The essential component to our Greek salad is English cucumber, peeled. I find the seeds and skins of traditional cucumbers to be bitter and generally horrible. In fact, for years I detested cucumbers until I realized their problem could be fixed by peeling and seeding them, and I always question restaurants that slice cucumbers on salads without taking these extra steps.

Grape tomatoes are the other important component of the recipe. During the summer, if large, flavorful tomatoes are available, I’ll use them, but grape tomatoes are usually delicious, if a little expensive, year round.

So, peel, quarter and chop the cucumber, add a little salt. Halve the grape tomatoes lengthwise and add to cucumber. Finely mince 1/2 red onion and give the salad a toss. Though I buy pitted kalamata olives, I chop them to detect any lingering pits. In they go. Cube or crumble the feta and pile it in. Season with salt and pepper keeping in mind that the olives and feta add some saltiness. A drizzle of olive oil is the final touch. If I have a lemon, maybe a squeeze of juice, but I don’t go out of my way to buy lemon. Stir it up, and it’s done.

Pork roast and farro, arugula salad.

After our decadent weekend of dining out, Sunday dinner was a welcome break.

Just before we embarked on our afternoon walk, J rubbed pork leg roast with salt, pepper, Italian seasoning and a generous sprinkling of granulated garlic. He first browned it on a hot grill, giving it a nice crust. Then it went into the oven with a can of beer to maintain a bit of moisture. Four hours at 250 degrees yielded flavorful, tender meat (J thought it was overcooked, I thought it was delicious).

To accompany, we improvised a earthy, peppery salad of farro, mushrooms and baby arugula.

1 pound mixed mushrooms (crimini, shiitaki, oyster and enoki) sauteed in leftover soffrito oil  until softened. Cooled.

1 cup farro cooked in 5 cups broth for 50 minutes until al dente. Drained and cooled.

1 package baby arugula. Washed and dried.

Lemon vinaigrette (fresh lemon juice, salt, pepper, pinch of sugar, minced onion, fruity olive oil.)

In a large bowl, I mixed the cooled mushrooms and farro, salting to taste.
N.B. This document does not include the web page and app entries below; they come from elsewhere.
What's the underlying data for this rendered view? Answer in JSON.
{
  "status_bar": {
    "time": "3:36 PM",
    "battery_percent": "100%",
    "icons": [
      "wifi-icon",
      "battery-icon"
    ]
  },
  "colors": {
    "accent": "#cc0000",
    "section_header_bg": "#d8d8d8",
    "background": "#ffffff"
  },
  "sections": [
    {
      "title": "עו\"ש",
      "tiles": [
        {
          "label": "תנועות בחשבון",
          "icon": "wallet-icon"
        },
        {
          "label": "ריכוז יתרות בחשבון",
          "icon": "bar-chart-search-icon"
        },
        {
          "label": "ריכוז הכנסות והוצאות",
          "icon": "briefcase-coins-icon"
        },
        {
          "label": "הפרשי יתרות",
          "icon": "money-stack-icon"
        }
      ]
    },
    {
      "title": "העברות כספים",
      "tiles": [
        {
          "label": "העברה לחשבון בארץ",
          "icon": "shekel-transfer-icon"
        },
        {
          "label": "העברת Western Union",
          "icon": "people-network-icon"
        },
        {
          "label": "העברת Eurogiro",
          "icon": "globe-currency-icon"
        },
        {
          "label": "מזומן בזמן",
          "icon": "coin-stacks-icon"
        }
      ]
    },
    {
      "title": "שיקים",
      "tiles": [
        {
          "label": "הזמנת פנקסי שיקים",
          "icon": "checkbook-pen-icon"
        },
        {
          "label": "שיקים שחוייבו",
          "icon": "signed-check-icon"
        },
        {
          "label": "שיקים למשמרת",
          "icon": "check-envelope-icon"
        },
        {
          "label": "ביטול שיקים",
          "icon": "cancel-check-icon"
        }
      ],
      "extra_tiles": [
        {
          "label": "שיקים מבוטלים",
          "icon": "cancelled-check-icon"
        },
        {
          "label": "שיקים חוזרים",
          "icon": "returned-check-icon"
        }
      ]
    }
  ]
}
Then I tossed in baby arugula until there was an even balance, half and half-ish. Spooned on some vinaigrette, then using a veggie peeler, shaved Parmigiano-Reggiano into the bowl and tossed. Garnished with more Parm on the plate.

A simple recipe with balanced textures and flavors.  This one’s a keeper.

Farro, arugula, mushrooms, lemon vinaigrette and cheese.